Sari Lehikoinen (City of Helsinki), Jaakko Matomäki (Deloitte) and Ari Tolonen (Digitalist) in an experimentation accelerator workshop.
Communications specialist Sari Lehikoinen at the City of Helsinki Culture and Leisure Division envisioned how to utilize AI to attract new customers and to improve services.
She had been acquainted with YouTube’s recommendation algorithm as part of earlier AI training and was thinking, “We could do something similar, cross-marketing our cultural and leisure services on our website. For example, when customers read about a City Museum exhibition on our site, they could receive recommendations for books and concerts of the same theme.”
Lehikoinen submitted a project proposal named Löytö (discovery) to the experimentation accelerator. Löytö was selected for implementation.
“Löytö can be implemented on a small scale, but it could be scaled into a large concept for the entire City,” she says, emphasizing the benefits of the cross-marketing tool. “Löytö is a pilot and pioneer.”
More efficient fire inspections
Riku Leppänen (Helsinki City Rescue Department) and Teemu Ruohonen (Rojekto) discussing how AI could be used to improve fire inspections.
Fire inspector Markus Latva-aho of the Helsinki City Rescue Department recognized a clear drawback in the department’s mandatory fire inspections: inspection targets are selected manually from a huge quantity and assigned to fire inspectors according to the supervisor’s discretion without any automated system.

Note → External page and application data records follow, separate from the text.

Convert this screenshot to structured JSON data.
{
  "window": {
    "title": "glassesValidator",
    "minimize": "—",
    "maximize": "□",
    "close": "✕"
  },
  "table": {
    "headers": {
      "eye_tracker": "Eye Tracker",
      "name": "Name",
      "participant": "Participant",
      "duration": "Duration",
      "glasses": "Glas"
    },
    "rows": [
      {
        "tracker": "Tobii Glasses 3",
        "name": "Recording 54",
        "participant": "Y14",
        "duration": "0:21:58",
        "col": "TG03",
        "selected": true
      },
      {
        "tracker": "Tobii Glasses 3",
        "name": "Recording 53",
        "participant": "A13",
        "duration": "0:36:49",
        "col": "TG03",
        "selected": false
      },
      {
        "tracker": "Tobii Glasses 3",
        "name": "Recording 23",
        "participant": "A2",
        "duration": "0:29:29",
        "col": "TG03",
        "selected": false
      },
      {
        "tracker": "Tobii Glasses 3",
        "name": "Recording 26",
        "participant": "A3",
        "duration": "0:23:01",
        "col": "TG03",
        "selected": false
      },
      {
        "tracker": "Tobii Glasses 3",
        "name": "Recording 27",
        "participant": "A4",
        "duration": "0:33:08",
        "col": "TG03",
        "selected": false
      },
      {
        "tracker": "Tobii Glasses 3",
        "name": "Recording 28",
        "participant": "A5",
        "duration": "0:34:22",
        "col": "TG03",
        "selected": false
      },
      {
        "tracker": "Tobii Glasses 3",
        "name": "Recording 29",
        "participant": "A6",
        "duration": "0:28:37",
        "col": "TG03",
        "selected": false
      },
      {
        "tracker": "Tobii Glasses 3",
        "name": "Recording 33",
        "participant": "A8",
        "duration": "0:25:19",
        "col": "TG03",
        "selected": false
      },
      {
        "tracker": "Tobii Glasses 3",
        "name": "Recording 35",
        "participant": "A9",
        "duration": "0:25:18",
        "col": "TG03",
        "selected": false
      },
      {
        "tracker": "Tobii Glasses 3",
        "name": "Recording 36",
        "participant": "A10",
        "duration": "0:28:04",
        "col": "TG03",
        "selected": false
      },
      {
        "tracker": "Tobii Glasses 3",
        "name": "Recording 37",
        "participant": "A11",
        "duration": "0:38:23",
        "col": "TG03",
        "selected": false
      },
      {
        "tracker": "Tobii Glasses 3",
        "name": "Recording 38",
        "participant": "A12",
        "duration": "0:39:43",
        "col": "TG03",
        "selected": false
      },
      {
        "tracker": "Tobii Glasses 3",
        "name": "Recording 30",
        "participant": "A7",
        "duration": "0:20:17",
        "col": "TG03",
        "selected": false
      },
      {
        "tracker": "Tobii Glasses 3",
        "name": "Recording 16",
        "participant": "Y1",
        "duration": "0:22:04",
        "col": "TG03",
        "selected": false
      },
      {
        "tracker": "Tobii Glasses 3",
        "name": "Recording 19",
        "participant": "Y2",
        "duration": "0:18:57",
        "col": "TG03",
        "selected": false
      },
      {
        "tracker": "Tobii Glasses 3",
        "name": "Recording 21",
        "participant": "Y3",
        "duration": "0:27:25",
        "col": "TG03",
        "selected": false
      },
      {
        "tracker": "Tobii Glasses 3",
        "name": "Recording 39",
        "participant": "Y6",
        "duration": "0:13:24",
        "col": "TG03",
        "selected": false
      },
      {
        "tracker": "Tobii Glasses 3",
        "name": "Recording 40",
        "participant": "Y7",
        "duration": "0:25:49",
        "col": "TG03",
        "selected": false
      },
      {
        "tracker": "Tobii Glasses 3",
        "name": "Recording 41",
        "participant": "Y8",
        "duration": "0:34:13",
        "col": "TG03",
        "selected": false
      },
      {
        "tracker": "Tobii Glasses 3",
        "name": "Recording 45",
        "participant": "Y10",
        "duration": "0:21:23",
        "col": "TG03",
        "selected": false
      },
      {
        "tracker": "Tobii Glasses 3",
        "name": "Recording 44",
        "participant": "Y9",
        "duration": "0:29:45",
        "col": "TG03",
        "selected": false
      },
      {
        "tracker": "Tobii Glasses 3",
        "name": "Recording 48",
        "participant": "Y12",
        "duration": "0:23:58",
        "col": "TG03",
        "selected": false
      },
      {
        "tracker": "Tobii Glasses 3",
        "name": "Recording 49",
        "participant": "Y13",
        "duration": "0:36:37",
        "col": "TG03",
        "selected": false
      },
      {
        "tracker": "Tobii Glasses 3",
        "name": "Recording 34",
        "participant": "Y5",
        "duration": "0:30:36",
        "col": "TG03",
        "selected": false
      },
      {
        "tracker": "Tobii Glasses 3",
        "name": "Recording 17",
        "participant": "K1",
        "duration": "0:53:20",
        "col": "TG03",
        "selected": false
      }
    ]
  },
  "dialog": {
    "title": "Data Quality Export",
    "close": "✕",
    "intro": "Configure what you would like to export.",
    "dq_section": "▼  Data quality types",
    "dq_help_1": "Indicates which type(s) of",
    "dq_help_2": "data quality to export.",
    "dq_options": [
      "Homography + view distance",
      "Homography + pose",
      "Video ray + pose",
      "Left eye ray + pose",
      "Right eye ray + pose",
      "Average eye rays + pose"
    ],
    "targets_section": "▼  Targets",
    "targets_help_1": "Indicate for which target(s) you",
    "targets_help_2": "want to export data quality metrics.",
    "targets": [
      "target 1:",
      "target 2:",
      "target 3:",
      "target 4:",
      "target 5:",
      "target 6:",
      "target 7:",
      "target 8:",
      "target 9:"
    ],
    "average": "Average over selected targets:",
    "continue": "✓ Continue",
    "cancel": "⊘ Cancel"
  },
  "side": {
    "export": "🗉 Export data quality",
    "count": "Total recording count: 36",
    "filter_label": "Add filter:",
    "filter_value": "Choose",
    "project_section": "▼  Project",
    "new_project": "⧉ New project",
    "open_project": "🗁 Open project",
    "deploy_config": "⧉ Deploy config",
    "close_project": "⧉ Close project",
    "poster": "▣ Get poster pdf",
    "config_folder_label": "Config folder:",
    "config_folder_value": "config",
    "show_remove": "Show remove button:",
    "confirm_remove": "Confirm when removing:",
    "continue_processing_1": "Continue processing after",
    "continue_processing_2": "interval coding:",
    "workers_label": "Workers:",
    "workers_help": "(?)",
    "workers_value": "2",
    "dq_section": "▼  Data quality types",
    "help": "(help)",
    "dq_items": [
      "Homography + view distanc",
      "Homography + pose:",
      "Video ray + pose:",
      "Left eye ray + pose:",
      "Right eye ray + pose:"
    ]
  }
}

There has to be a better solution, Latva-aho thought. He had studied innovative technology and visions for the future. “If AI could be used to assign fire inspections, they could be targeted more efficiently, and they could be more goal-oriented and based on real risks,” he envisioned.
But how to realize this AI concept? Nothing like that had ever been done before anywhere else. The answer came from the experimentation accelerator.
“Without the opportunity offered by the experimentation accelerator, I doubt that I had ever found a channel to realize the idea,” Latva-aho comments.
“The accelerator made it possible to receive funding for my idea and to launch research and development. The City gains knowledge that can be applied in other connections.”
Operation evolves and becomes established
The AI campaign experiments were launched in December 2019, and the work continues until the beginning of March 2020. The developers meet regularly in co-creation meetings.
“The main goal of the first round of experimentation is learning,” Meloni emphasizes.
“We want to discover new opportunities offered by AI. At the same time, we want to develop the experimentation accelerator to better serve the City’s innovation and experimentation activities.”
Text by Johanna Lemola
Photos by Vesa Laitinen, Tero Lahti, City of Helsinki